Word for word, repeat each line of the listing below.
==============================
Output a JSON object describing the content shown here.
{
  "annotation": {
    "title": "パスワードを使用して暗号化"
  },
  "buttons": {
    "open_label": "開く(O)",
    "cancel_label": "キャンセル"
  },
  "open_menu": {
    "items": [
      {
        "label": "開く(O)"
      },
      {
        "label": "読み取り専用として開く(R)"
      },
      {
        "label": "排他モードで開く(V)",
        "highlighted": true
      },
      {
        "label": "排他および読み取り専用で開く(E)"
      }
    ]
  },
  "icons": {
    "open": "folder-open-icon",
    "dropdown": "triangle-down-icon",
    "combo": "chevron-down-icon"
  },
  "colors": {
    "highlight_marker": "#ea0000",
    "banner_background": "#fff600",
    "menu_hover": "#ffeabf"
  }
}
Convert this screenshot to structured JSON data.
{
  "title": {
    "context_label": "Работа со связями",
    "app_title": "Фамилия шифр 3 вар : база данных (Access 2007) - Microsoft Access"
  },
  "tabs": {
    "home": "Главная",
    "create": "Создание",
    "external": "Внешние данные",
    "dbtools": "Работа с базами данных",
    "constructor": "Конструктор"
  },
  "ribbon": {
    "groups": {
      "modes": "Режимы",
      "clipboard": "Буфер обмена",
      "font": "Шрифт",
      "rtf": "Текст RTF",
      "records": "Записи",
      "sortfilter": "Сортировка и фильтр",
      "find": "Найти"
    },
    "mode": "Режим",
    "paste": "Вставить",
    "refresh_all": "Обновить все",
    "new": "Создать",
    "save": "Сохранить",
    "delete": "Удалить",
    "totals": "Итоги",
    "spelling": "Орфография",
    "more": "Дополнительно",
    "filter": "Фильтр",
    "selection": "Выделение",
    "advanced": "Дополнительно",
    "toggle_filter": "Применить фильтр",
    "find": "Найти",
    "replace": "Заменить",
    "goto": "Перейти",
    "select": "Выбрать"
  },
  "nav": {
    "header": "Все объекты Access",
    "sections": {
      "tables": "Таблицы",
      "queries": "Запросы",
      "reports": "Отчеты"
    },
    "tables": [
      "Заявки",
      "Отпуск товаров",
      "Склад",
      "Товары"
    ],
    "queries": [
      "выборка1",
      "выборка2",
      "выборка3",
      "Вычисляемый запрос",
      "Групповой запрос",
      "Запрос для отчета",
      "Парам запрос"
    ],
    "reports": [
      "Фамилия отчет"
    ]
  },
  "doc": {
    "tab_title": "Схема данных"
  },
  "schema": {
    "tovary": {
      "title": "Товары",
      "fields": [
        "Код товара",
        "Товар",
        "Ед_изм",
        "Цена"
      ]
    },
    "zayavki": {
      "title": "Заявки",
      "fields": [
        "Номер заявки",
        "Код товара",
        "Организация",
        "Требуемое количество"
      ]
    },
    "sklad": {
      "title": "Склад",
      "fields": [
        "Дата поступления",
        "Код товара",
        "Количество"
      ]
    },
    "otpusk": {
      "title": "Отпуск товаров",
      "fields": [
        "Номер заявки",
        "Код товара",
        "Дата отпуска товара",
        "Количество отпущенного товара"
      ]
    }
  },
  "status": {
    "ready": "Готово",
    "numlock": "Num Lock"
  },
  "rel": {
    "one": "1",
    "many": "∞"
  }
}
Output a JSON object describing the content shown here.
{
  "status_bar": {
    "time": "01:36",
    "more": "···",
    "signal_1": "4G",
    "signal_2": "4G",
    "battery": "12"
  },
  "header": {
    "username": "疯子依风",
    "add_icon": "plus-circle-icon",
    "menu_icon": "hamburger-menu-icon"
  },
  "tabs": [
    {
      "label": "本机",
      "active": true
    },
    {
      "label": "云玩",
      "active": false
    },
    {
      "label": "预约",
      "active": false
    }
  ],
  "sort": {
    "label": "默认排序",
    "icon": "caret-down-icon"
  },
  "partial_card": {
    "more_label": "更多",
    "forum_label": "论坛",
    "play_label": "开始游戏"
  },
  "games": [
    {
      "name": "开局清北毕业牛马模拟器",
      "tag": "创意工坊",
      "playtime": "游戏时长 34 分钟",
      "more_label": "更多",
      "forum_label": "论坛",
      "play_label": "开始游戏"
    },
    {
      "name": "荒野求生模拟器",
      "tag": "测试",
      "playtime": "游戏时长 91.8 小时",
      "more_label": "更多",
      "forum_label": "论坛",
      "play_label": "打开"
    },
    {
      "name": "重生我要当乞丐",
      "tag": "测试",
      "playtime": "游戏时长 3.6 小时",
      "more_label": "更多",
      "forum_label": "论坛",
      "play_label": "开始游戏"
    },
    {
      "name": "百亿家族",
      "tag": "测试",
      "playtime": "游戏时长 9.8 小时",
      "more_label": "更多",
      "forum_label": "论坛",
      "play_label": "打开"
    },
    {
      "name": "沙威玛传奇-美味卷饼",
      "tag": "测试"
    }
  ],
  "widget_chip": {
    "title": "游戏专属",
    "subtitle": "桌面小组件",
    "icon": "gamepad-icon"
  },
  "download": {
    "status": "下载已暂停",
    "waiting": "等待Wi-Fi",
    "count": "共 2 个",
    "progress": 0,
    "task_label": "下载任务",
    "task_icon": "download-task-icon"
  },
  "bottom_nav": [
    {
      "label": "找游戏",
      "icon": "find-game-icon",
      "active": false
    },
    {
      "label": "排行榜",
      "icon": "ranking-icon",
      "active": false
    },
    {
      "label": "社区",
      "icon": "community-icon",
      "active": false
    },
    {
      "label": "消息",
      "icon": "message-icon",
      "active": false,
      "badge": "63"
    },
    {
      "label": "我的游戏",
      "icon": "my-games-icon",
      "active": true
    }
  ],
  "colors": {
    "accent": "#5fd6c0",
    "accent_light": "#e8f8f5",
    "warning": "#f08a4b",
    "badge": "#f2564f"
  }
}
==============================
### Response
Output a JSON object describing the content shown here.
{
  "annotation": {
    "title": "パスワードを使用して暗号化"
  },
  "buttons": {
    "open_label": "開く(O)",
    "cancel_label": "キャンセル"
  },
  "open_menu": {
    "items": [
      {
        "label": "開く(O)"
      },
      {
        "label": "読み取り専用として開く(R)"
      },
      {
        "label": "排他モードで開く(V)",
        "highlighted": true
      },
      {
        "label": "排他および読み取り専用で開く(E)"
      }
    ]
  },
  "icons": {
    "open": "folder-open-icon",
    "dropdown": "triangle-down-icon",
    "combo": "chevron-down-icon"
  },
  "colors": {
    "highlight_marker": "#ea0000",
    "banner_background": "#fff600",
    "menu_hover": "#ffeabf"
  }
}
Convert this screenshot to structured JSON data.
{
  "title": {
    "context_label": "Работа со связями",
    "app_title": "Фамилия шифр 3 вар : база данных (Access 2007) - Microsoft Access"
  },
  "tabs": {
    "home": "Главная",
    "create": "Создание",
    "external": "Внешние данные",
    "dbtools": "Работа с базами данных",
    "constructor": "Конструктор"
  },
  "ribbon": {
    "groups": {
      "modes": "Режимы",
      "clipboard": "Буфер обмена",
      "font": "Шрифт",
      "rtf": "Текст RTF",
      "records": "Записи",
      "sortfilter": "Сортировка и фильтр",
      "find": "Найти"
    },
    "mode": "Режим",
    "paste": "Вставить",
    "refresh_all": "Обновить все",
    "new": "Создать",
    "save": "Сохранить",
    "delete": "Удалить",
    "totals": "Итоги",
    "spelling": "Орфография",
    "more": "Дополнительно",
    "filter": "Фильтр",
    "selection": "Выделение",
    "advanced": "Дополнительно",
    "toggle_filter": "Применить фильтр",
    "find": "Найти",
    "replace": "Заменить",
    "goto": "Перейти",
    "select": "Выбрать"
  },
  "nav": {
    "header": "Все объекты Access",
    "sections": {
      "tables": "Таблицы",
      "queries": "Запросы",
      "reports": "Отчеты"
    },
    "tables": [
      "Заявки",
      "Отпуск товаров",
      "Склад",
      "Товары"
    ],
    "queries": [
      "выборка1",
      "выборка2",
      "выборка3",
      "Вычисляемый запрос",
      "Групповой запрос",
      "Запрос для отчета",
      "Парам запрос"
    ],
    "reports": [
      "Фамилия отчет"
    ]
  },
  "doc": {
    "tab_title": "Схема данных"
  },
  "schema": {
    "tovary": {
      "title": "Товары",
      "fields": [
        "Код товара",
        "Товар",
        "Ед_изм",
        "Цена"
      ]
    },
    "zayavki": {
      "title": "Заявки",
      "fields": [
        "Номер заявки",
        "Код товара",
        "Организация",
        "Требуемое количество"
      ]
    },
    "sklad": {
      "title": "Склад",
      "fields": [
        "Дата поступления",
        "Код товара",
        "Количество"
      ]
    },
    "otpusk": {
      "title": "Отпуск товаров",
      "fields": [
        "Номер заявки",
        "Код товара",
        "Дата отпуска товара",
        "Количество отпущенного товара"
      ]
    }
  },
  "status": {
    "ready": "Готово",
    "numlock": "Num Lock"
  },
  "rel": {
    "one": "1",
    "many": "∞"
  }
}
Output a JSON object describing the content shown here.
{
  "status_bar": {
    "time": "01:36",
    "more": "···",
    "signal_1": "4G",
    "signal_2": "4G",
    "battery": "12"
  },
  "header": {
    "username": "疯子依风",
    "add_icon": "plus-circle-icon",
    "menu_icon": "hamburger-menu-icon"
  },
  "tabs": [
    {
      "label": "本机",
      "active": true
    },
    {
      "label": "云玩",
      "active": false
    },
    {
      "label": "预约",
      "active": false
    }
  ],
  "sort": {
    "label": "默认排序",
    "icon": "caret-down-icon"
  },
  "partial_card": {
    "more_label": "更多",
    "forum_label": "论坛",
    "play_label": "开始游戏"
  },
  "games": [
    {
      "name": "开局清北毕业牛马模拟器",
      "tag": "创意工坊",
      "playtime": "游戏时长 34 分钟",
      "more_label": "更多",
      "forum_label": "论坛",
      "play_label": "开始游戏"
    },
    {
      "name": "荒野求生模拟器",
      "tag": "测试",
      "playtime": "游戏时长 91.8 小时",
      "more_label": "更多",
      "forum_label": "论坛",
      "play_label": "打开"
    },
    {
      "name": "重生我要当乞丐",
      "tag": "测试",
      "playtime": "游戏时长 3.6 小时",
      "more_label": "更多",
      "forum_label": "论坛",
      "play_label": "开始游戏"
    },
    {
      "name": "百亿家族",
      "tag": "测试",
      "playtime": "游戏时长 9.8 小时",
      "more_label": "更多",
      "forum_label": "论坛",
      "play_label": "打开"
    },
    {
      "name": "沙威玛传奇-美味卷饼",
      "tag": "测试"
    }
  ],
  "widget_chip": {
    "title": "游戏专属",
    "subtitle": "桌面小组件",
    "icon": "gamepad-icon"
  },
  "download": {
    "status": "下载已暂停",
    "waiting": "等待Wi-Fi",
    "count": "共 2 个",
    "progress": 0,
    "task_label": "下载任务",
    "task_icon": "download-task-icon"
  },
  "bottom_nav": [
    {
      "label": "找游戏",
      "icon": "find-game-icon",
      "active": false
    },
    {
      "label": "排行榜",
      "icon": "ranking-icon",
      "active": false
    },
    {
      "label": "社区",
      "icon": "community-icon",
      "active": false
    },
    {
      "label": "消息",
      "icon": "message-icon",
      "active": false,
      "badge": "63"
    },
    {
      "label": "我的游戏",
      "icon": "my-games-icon",
      "active": true
    }
  ],
  "colors": {
    "accent": "#5fd6c0",
    "accent_light": "#e8f8f5",
    "warning": "#f08a4b",
    "badge": "#f2564f"
  }
}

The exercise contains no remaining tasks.